De Gaulle understood American power. He struggled to maintain France’s sovereign power. To de Gaulle, Britain had become an American vassal. It came when called. France would only come when it chose. This was not a symbolic choice but a real one, and the answer was “non.” He and his successors saw America as young and reckless, and they chose not to share that fate. The American sense is that France owed its freedom to American blood. As a Frenchman said to me once about Iraq, “We do not owe you this war.” I answered that France owed us a hundred wars. We were both right. They owed a hundred wars, but not every one we chose.

That knowledge made my walk all the more interesting, for there were countless numbers of Ukrainian flags along the Champs-Elysees and neighboring streets. I had been in Paris during the Vietnam War, Desert Storm and Iraq. The flags told me that France was with us. I remember when we were warily distant from each other.

France was not always like this. I recall when Jean-Paul Sartre, the epitome of the French intellectual, donned a Mao suit and condemned Americans for being imperialist murderers. A man choosing to appear in the shadow of one of the greatest mass murderers of all time, and being cheered by many, embittered me. That Sartre was a fool was his burden. That Frenchmen chose to also play the fool after Normandy and the Bulge was harder to dismiss.

So seeing a Ukrainian flag flying from a French building, beleaguered though it may have been, mattered to me. During the Cold War, I did minor work in gaming the possible war. We knew when the U.S. would strike, where Belgian aircraft would be at the time, which roads German tanks would drive the day after. But we were never quite sure about the French. We had our assumptions, but French buy-in was never guaranteed. So the fact that there were Ukrainian flags flying where anti-American demonstrators once stood meant a great deal to me, as I read their support of Ukraine as solidarity with the United States.

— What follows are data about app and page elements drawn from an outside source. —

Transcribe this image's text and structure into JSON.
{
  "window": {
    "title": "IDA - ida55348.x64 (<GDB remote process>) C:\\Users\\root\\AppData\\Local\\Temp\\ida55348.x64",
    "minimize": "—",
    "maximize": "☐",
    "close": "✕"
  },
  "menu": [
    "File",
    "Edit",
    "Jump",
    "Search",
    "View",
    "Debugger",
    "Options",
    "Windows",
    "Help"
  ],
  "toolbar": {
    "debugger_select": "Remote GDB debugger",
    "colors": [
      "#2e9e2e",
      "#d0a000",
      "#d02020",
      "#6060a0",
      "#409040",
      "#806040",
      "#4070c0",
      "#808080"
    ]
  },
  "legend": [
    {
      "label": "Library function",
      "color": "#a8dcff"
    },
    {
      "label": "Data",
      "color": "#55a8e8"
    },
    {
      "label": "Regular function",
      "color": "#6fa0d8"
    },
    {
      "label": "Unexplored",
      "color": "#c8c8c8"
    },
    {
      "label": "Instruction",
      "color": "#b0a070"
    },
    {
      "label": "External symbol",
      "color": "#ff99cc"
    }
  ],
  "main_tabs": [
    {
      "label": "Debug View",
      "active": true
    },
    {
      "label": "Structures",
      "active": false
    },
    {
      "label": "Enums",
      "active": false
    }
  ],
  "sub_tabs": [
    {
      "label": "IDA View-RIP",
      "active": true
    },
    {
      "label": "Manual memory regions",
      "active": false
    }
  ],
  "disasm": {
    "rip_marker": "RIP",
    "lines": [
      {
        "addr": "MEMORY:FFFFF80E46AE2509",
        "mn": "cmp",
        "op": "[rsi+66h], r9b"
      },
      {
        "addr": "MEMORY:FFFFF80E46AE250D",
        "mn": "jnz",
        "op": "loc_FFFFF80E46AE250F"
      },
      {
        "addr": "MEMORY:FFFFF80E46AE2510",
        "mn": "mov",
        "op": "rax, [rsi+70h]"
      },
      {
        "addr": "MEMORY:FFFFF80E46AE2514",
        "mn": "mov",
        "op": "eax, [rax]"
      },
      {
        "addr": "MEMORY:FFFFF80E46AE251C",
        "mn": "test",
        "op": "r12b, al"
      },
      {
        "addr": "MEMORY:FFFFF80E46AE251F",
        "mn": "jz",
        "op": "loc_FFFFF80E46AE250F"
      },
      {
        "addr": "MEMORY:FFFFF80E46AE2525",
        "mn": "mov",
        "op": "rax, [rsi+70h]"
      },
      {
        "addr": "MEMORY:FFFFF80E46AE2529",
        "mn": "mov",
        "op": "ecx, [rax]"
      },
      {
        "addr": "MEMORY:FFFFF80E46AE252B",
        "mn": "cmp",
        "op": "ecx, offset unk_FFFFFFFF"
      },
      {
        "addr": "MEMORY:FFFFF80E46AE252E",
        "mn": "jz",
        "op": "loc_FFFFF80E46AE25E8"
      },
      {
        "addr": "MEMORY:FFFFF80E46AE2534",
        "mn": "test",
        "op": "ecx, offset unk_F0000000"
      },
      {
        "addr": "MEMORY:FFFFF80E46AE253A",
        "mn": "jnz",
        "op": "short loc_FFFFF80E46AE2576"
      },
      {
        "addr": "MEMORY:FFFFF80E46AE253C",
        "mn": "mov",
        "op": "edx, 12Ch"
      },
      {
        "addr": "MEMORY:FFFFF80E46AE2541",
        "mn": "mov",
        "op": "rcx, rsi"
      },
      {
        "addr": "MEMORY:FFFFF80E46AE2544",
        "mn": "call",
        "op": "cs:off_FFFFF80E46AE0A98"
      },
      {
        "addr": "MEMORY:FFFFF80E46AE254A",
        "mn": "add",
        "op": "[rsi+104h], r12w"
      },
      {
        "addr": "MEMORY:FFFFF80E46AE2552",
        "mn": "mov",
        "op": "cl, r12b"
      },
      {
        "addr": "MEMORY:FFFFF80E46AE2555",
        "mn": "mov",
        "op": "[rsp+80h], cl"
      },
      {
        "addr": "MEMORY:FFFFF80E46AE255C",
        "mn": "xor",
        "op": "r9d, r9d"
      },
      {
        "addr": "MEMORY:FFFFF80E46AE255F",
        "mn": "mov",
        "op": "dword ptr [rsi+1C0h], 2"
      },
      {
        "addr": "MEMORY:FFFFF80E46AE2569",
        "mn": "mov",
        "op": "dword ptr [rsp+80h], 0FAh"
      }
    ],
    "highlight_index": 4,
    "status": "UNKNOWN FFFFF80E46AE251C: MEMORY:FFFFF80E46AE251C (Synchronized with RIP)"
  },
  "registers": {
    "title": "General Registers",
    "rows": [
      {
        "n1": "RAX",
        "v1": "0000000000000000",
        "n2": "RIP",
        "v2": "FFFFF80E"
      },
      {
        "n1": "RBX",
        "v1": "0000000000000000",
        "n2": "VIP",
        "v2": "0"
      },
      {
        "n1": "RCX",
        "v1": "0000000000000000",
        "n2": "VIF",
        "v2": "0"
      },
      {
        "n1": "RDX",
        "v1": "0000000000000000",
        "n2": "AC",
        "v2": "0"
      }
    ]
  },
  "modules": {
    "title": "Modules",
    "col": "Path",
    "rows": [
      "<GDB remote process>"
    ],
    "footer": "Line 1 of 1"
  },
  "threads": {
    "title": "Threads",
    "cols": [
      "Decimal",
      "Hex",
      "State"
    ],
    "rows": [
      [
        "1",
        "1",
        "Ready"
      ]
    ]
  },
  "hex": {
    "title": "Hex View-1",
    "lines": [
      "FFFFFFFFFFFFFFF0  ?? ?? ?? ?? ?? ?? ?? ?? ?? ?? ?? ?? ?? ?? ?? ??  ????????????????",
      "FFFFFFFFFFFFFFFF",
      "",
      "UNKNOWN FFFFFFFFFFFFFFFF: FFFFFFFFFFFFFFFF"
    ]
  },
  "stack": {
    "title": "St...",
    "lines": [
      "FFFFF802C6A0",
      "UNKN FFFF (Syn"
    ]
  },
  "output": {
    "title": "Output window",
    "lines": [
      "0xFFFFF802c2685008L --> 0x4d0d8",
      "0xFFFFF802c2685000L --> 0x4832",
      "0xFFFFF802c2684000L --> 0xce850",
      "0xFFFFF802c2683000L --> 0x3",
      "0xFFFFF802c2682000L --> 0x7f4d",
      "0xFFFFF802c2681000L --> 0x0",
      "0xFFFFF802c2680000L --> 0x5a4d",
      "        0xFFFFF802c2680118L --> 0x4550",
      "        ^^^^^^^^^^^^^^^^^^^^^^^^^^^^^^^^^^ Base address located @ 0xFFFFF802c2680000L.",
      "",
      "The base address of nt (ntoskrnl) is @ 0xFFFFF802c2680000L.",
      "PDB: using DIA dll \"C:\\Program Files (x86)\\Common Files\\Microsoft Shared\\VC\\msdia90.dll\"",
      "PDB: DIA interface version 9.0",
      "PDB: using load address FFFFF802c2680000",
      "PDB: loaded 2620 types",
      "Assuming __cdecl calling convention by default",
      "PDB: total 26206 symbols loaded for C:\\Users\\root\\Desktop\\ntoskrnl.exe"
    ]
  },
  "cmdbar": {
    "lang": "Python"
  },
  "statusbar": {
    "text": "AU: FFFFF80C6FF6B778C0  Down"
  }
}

All this might make for a foolish piece, and it’s certainly not the kind of impersonal analysis I usually try to deliver. But I believe deeply in Euro-American civilization, and that it is facing the barbarians at this moment – hardly a dispassionate analysis. I also don’t believe that Euro-American civilization is complete without France. I have not felt close to France for many years. I felt close on this visit.

So I admit that this is a strained and self-indulgent set of thoughts, but one I felt I had to write: a tribute to a country with so much history that even its horse shit is fascinating.

George Friedman is an internationally recognized geopolitical forecaster and strategist on international affairs and the founder and chairman of Geopolitical Futures.

Dr. Friedman is also a New York Times bestselling author. His most recent book, THE STORM BEFORE THE CALM: America’s Discord, the Coming Crisis of the 2020s, and the Triumph Beyond, published February 25, 2020 describes how “the United States periodically reaches a point of crisis in which it appears to be at war with itself, yet after an extended period it reinvents itself, in a form both faithful to its founding and radically different from what it had been.” The decade 2020-2030 is such a period which will bring dramatic upheaval and reshaping of American government, foreign policy, economics, and culture.



His most popular book, The Next 100 Years, is kept alive by the prescience of its predictions. Other best-selling books include Flashpoints: The Emerging Crisis in Europe, The Next Decade, America’s Secret War, The Future of War and The Intelligence Edge. His books have been translated into more than 20 languages.

Dr. Friedman has briefed numerous military and government organizations in the United States and overseas and appears regularly as an expert on international affairs, foreign policy and intelligence in major media. For almost 20 years before resigning in May 2015, Dr. Friedman was CEO and then chairman of Stratfor, a company he founded in 1996. Friedman received his bachelor’s degree from the City College of the City University of New York and holds a doctorate in government from Cornell University.